Air Force personnel receive free room and board if they live on base. They can choose to live off-base and receive a housing allowance instead, which varies according to rank, dependents and area. For example, the 2011 monthly allowance in Anchorage, Alaska, which has a high cost of living, runs $1,542 for E-7, $1,659 for E-8 and $1,806 for E-9, assuming no dependents. Staff with dependents receives $2,052 at E-7, $2,130 at E-8 and $2,205 at E-9 for the same location. In Bangor, Maine, with its lower cost of living, rates run $1,032, $1,158 and $1,188 for the same ranks without dependents, and $1,269, $1,305 and $1,368 with dependents.
The Air Force provides benefits as part of its salary package. All airmen get 30 days of vacation with pay and free space-available travel on Air Force aircraft. Free educational programs are available on-base, and tuition assistance is available for studying at colleges off-base. Insurance covers medical, dental, vision and life for the airmen. Dependents can also receive medical care with little to no cost at military and civilian facilities. Bases include numerous social events for enlisted personnel, their families and guests. Many have golf courses, bowling alleys, sport courts, swimming pools, and arts and crafts facilities.
Air force master sergeants can retire at any age after 20 years of service. They receive pensions from three sources: a military pension, which requires no payroll deductions; Social Security, which requires the same contributions as civilian workers; and a contributory Thrift Savings Plan (TSP), which is similar to a 401(k) investment plan. The TSP can be rolled over into other retirement accounts if the airman leaves the service before retirement. However, withdrawals before age 59.5 may incur penalties.

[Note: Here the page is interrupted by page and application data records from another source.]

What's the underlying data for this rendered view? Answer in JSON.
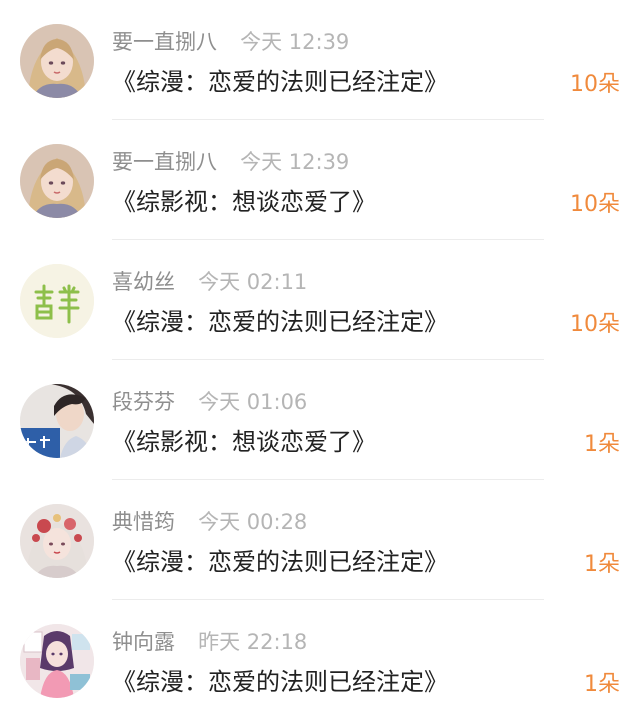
{
  "items": [
    {
      "user": "要一直捌八",
      "time": "今天 12:39",
      "title": "《综漫：恋爱的法则已经注定》",
      "count": "10朵",
      "avatar": "avatar-girl-blonde-icon"
    },
    {
      "user": "要一直捌八",
      "time": "今天 12:39",
      "title": "《综影视：想谈恋爱了》",
      "count": "10朵",
      "avatar": "avatar-girl-blonde-icon"
    },
    {
      "user": "喜幼丝",
      "time": "今天 02:11",
      "title": "《综漫：恋爱的法则已经注定》",
      "count": "10朵",
      "avatar": "avatar-green-glyph-icon"
    },
    {
      "user": "段芬芬",
      "time": "今天 01:06",
      "title": "《综影视：想谈恋爱了》",
      "count": "1朵",
      "avatar": "avatar-portrait-icon"
    },
    {
      "user": "典惜筠",
      "time": "今天 00:28",
      "title": "《综漫：恋爱的法则已经注定》",
      "count": "1朵",
      "avatar": "avatar-flower-girl-icon"
    },
    {
      "user": "钟向露",
      "time": "昨天 22:18",
      "title": "《综漫：恋爱的法则已经注定》",
      "count": "1朵",
      "avatar": "avatar-anime-room-icon"
    }
  ],
  "colors": {
    "count": "#f08a3c",
    "user": "#8e8e8e",
    "time": "#b5b5b5",
    "title": "#222222",
    "divider": "#ececec"
  }
}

Aurelio Locsin has been writing professionally since 1982. He published his first book in 1996 and is a frequent contributor to many online publications, specializing in consumer, business and technical topics. Locsin holds a Bachelor of Arts in scientific and technical communications from the University of Washington.